Being a natural problem solver, I'm not sure how much I can really become a problem creator. But I can improve my problem noticing. Since I've finished with wedding decorations, I was on the lookout for some way that I could use my new-found love of papercrafts. I noticed that I needed a custom poster frame.
I have a poster that I bought at a puppet show. Not the puppet show at the socialist book store, this was a completely different puppet show that I didn't tell you about. I guess I'll tell you now. It was disappointing. There were not enough puppets. And the script suffered from a bad case of Complaining But Not Saying Anything. They pointed out that a lot of people died in Iraq. I'm not quite sure who didn't already know that, particularly among the people who go to puppet shows. They pointed out that corporate lobbyists wield a lot of power in our government. They pointed out lots of things, and I wanted to say, "Yes, and..." each time.
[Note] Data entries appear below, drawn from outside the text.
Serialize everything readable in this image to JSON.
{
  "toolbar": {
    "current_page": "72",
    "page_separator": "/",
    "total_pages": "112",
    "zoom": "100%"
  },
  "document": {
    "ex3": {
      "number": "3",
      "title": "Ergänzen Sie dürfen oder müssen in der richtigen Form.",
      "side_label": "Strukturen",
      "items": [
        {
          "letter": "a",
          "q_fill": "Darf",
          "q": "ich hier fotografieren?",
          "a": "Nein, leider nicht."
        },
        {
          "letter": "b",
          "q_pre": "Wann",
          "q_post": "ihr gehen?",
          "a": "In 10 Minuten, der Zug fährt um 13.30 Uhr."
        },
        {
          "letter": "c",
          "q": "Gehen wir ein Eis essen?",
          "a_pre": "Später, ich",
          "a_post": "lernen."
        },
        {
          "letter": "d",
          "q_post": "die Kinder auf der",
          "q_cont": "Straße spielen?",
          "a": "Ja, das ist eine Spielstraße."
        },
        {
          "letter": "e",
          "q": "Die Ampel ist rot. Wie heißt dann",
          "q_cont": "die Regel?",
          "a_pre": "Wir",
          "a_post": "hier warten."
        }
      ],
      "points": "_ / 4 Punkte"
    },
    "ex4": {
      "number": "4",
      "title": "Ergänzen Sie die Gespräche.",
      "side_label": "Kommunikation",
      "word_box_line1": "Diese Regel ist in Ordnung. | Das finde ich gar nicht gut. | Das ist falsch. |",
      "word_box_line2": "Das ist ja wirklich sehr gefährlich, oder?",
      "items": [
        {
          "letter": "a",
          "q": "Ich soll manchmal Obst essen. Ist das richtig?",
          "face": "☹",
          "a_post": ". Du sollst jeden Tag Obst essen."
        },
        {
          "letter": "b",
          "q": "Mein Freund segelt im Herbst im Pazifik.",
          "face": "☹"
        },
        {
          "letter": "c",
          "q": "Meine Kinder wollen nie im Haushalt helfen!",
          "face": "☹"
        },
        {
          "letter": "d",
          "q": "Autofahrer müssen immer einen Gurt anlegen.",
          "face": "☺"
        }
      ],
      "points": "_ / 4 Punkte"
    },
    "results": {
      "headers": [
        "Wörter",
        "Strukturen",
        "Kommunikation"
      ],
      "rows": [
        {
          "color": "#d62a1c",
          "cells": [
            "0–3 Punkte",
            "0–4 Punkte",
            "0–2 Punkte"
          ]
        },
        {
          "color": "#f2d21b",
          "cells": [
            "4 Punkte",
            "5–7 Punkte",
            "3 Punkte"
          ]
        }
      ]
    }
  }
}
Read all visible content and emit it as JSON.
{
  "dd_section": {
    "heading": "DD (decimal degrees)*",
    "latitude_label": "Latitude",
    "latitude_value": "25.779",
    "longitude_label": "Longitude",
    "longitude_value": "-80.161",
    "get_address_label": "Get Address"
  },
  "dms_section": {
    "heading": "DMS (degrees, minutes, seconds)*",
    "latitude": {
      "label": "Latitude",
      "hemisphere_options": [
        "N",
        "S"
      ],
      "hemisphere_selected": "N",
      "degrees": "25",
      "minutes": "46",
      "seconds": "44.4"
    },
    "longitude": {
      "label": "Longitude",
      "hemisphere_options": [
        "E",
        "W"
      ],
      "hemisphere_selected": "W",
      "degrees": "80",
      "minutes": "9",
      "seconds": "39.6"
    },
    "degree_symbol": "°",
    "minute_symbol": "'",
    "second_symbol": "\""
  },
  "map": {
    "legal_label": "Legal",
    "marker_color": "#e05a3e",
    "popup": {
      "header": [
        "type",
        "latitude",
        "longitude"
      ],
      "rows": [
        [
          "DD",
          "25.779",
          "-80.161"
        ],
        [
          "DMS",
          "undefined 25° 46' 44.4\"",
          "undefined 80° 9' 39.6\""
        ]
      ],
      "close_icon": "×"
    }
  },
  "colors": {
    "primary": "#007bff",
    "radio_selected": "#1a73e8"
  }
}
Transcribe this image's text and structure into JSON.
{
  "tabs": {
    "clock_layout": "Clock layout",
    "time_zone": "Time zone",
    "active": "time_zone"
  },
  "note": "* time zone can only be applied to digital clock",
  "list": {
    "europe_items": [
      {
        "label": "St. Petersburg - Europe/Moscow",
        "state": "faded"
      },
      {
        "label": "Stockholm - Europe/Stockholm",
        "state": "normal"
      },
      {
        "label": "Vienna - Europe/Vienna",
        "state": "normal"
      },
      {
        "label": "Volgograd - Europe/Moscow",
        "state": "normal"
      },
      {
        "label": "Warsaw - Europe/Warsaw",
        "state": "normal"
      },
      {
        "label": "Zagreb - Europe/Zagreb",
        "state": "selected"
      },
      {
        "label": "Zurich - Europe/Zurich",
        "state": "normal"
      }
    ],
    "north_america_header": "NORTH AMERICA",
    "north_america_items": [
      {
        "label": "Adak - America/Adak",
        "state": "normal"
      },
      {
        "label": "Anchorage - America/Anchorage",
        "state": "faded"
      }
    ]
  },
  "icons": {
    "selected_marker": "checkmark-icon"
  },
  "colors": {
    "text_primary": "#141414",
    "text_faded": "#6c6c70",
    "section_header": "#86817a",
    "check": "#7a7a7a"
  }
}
They didn't want to have conversations about anything, just point at things.
Anyway, I did buy things at their merch table, because I like to support live puppetry. I bought a couple of homemade books about making puppets from household items. I skipped the many tracts that continued in the vein of pointing at things. And I bought a poster. It was a colorful picture of a radish, and it said "PATRIOT" at the top. According to the fine print, it was a picture from their 2006 Homeland Security Vegetable Calendar. I think the vegetable calendar said something about sustainability and looking to nature in these difficult times. That is my interpretation, but I really have no idea.
I read up on the radish to try and figure out if there was something patriotic about it or if those guys just stamped words on pictures of vegetables. The radish did not originate in North America, so maybe the latter. But the radish is quite a fantastic little plant. It's a trap crop, which means it's planted next to other crops to lure pests away. The bugs each the radish leaves, but they don't bother the tasty roots. They're very hardy, and you can grow them pretty much anywhere. The seed's oil can be used as a biofuel (possibly patriotic?). In Oaxaca City, Mexico, they celebrate the Noche de rábanos (Night of the Radishes) every year on December 23, where people get together to eat, dance, and carve radish dolls.
Now we have all learned about radishes.
So I had this patriotic radish picture, and I wanted to hang it up. But I noticed that I needed a frame. Enter paper crafts. I saw some frames on the internet made by taking colorful magazine pages and rolling them up. As usual, it took me a while to get the knack of rolling the pages up tight enough, and I got hot glue everywhere. But at the end, I had some colorful rolls.
Then I cut them into 2-inch pieces. I was not very precise on this step. I chose to do rough measuring, and then that would add some natural variation in the finished product. In art, lazy measuring can be part of an artistic vision, rather than just sloppiness.
I got ahold of a giant cardboard box and cut out my frame base, using the poster as a guide. I attached the frame back to the front, being sure to leave an open edge to slide the picture in. Continuing my trend of using very expensive tools, I went with painter's tape here.
And finally, continuing on this kind-of-all-over-the-place entry, I leave you with something that must be included in any discussion of radishes.